Whiplash

The term ‘whiplash’ or WAD (Whiplash Associated Disorder) is used to describe the symptoms which are commonly experienced after an incident which involves the head being forced backwards and forwards, or suddenly rotated. This is most commonly as a result of a road traffic incident or a sports injury.

Symptoms are not always experienced immediately after the incident and often develop over the next 24-72 hours.  The most common symptom of whiplash is neck pain and stiffness. Some people may also experience pain or stiffness in the middle or lower back and pain down one or both arms. Other common symptoms include headaches, pins and needles or numbness in the arms or hands, dizziness, feeling very tired, blurred vision, loss of concentration or tinnitus (ringing in the ears).

Although whiplash can be a very painful and distressing condition, in most cases, the symptoms will settle within a few weeks. It is very important to move as normally as possible after the incident.  Even when the neck or back is still quite painful, it should be exercised gently to avoid stiffness. This has been shown to greatly enhance recovery and prevent persistent pain and stiffness. Painkillers and anti-inflammatory medication can help to alleviate some of the pain and inflammation, and can help you to keep moving more normally. You should discuss this with your GP or a pharmacist. The use of a heat pack or hot water bottle can be very helpful to ease muscle spasm. 

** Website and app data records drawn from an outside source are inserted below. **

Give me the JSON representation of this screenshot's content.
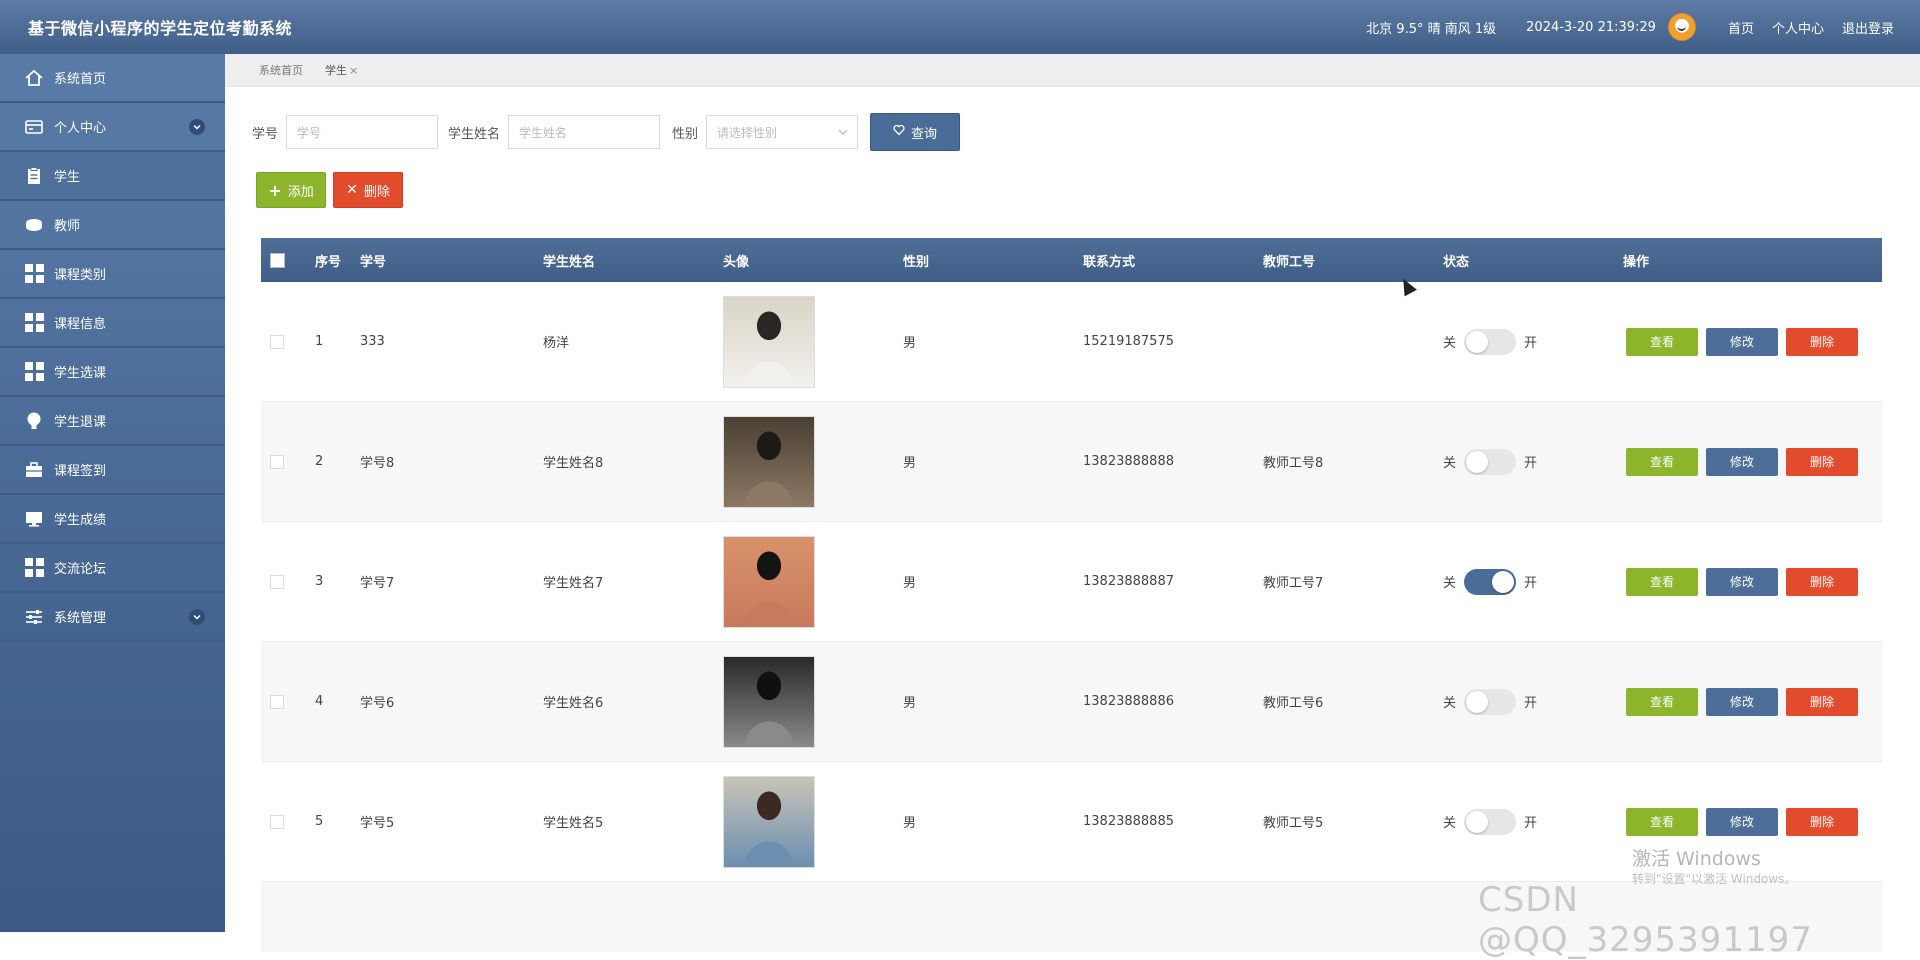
{
  "app": {
    "title": "基于微信小程序的学生定位考勤系统"
  },
  "header": {
    "weather": "北京 9.5° 晴 南风 1级",
    "datetime": "2024-3-20 21:39:29",
    "nav": [
      "首页",
      "个人中心",
      "退出登录"
    ]
  },
  "sidebar": {
    "items": [
      {
        "label": "系统首页",
        "icon": "home-icon"
      },
      {
        "label": "个人中心",
        "icon": "card-icon",
        "expandable": true
      },
      {
        "label": "学生",
        "icon": "clipboard-icon",
        "active": true
      },
      {
        "label": "教师",
        "icon": "disk-icon"
      },
      {
        "label": "课程类别",
        "icon": "grid-icon"
      },
      {
        "label": "课程信息",
        "icon": "grid-icon"
      },
      {
        "label": "学生选课",
        "icon": "grid-icon"
      },
      {
        "label": "学生退课",
        "icon": "bulb-icon"
      },
      {
        "label": "课程签到",
        "icon": "briefcase-icon"
      },
      {
        "label": "学生成绩",
        "icon": "monitor-icon"
      },
      {
        "label": "交流论坛",
        "icon": "grid-icon"
      },
      {
        "label": "系统管理",
        "icon": "sliders-icon",
        "expandable": true
      }
    ]
  },
  "breadcrumb": {
    "home": "系统首页",
    "current": "学生",
    "close": "×"
  },
  "search": {
    "student_no_label": "学号",
    "student_no_placeholder": "学号",
    "student_name_label": "学生姓名",
    "student_name_placeholder": "学生姓名",
    "gender_label": "性别",
    "gender_placeholder": "请选择性别",
    "query_label": "查询"
  },
  "actions": {
    "add_label": "添加",
    "delete_label": "删除"
  },
  "table": {
    "headers": [
      "序号",
      "学号",
      "学生姓名",
      "头像",
      "性别",
      "联系方式",
      "教师工号",
      "状态",
      "操作"
    ],
    "toggle_off": "关",
    "toggle_on": "开",
    "op_view": "查看",
    "op_edit": "修改",
    "op_delete": "删除",
    "rows": [
      {
        "index": "1",
        "student_no": "333",
        "name": "杨洋",
        "gender": "男",
        "phone": "15219187575",
        "teacher_no": "",
        "status_on": false,
        "photo_colors": [
          "#d9d4c7",
          "#f2f1ec",
          "#2b2623"
        ]
      },
      {
        "index": "2",
        "student_no": "学号8",
        "name": "学生姓名8",
        "gender": "男",
        "phone": "13823888888",
        "teacher_no": "教师工号8",
        "status_on": false,
        "photo_colors": [
          "#4a4033",
          "#8c7864",
          "#1c1a17"
        ]
      },
      {
        "index": "3",
        "student_no": "学号7",
        "name": "学生姓名7",
        "gender": "男",
        "phone": "13823888887",
        "teacher_no": "教师工号7",
        "status_on": true,
        "photo_colors": [
          "#d9926c",
          "#c77a5c",
          "#141414"
        ]
      },
      {
        "index": "4",
        "student_no": "学号6",
        "name": "学生姓名6",
        "gender": "男",
        "phone": "13823888886",
        "teacher_no": "教师工号6",
        "status_on": false,
        "photo_colors": [
          "#2a2a2a",
          "#8a8a8a",
          "#101010"
        ]
      },
      {
        "index": "5",
        "student_no": "学号5",
        "name": "学生姓名5",
        "gender": "男",
        "phone": "13823888885",
        "teacher_no": "教师工号5",
        "status_on": false,
        "photo_colors": [
          "#c9c4b8",
          "#6b8fb0",
          "#3a2a22"
        ]
      }
    ]
  },
  "watermarks": {
    "windows_title": "激活 Windows",
    "windows_sub": "转到\"设置\"以激活 Windows。",
    "csdn": "CSDN @QQ_3295391197"
  }
}
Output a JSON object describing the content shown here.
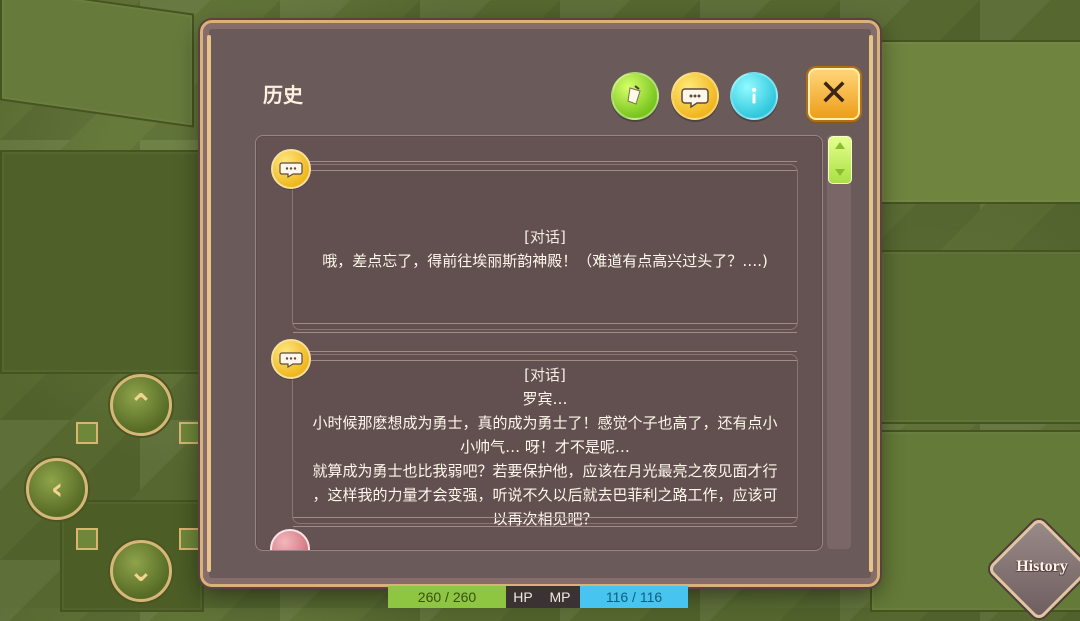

Physiotherapy is helpful in speeding up the recovery from whiplash. It will normally involve advice, stretching and hands on treatment such as massage, mobilisations or acupuncture.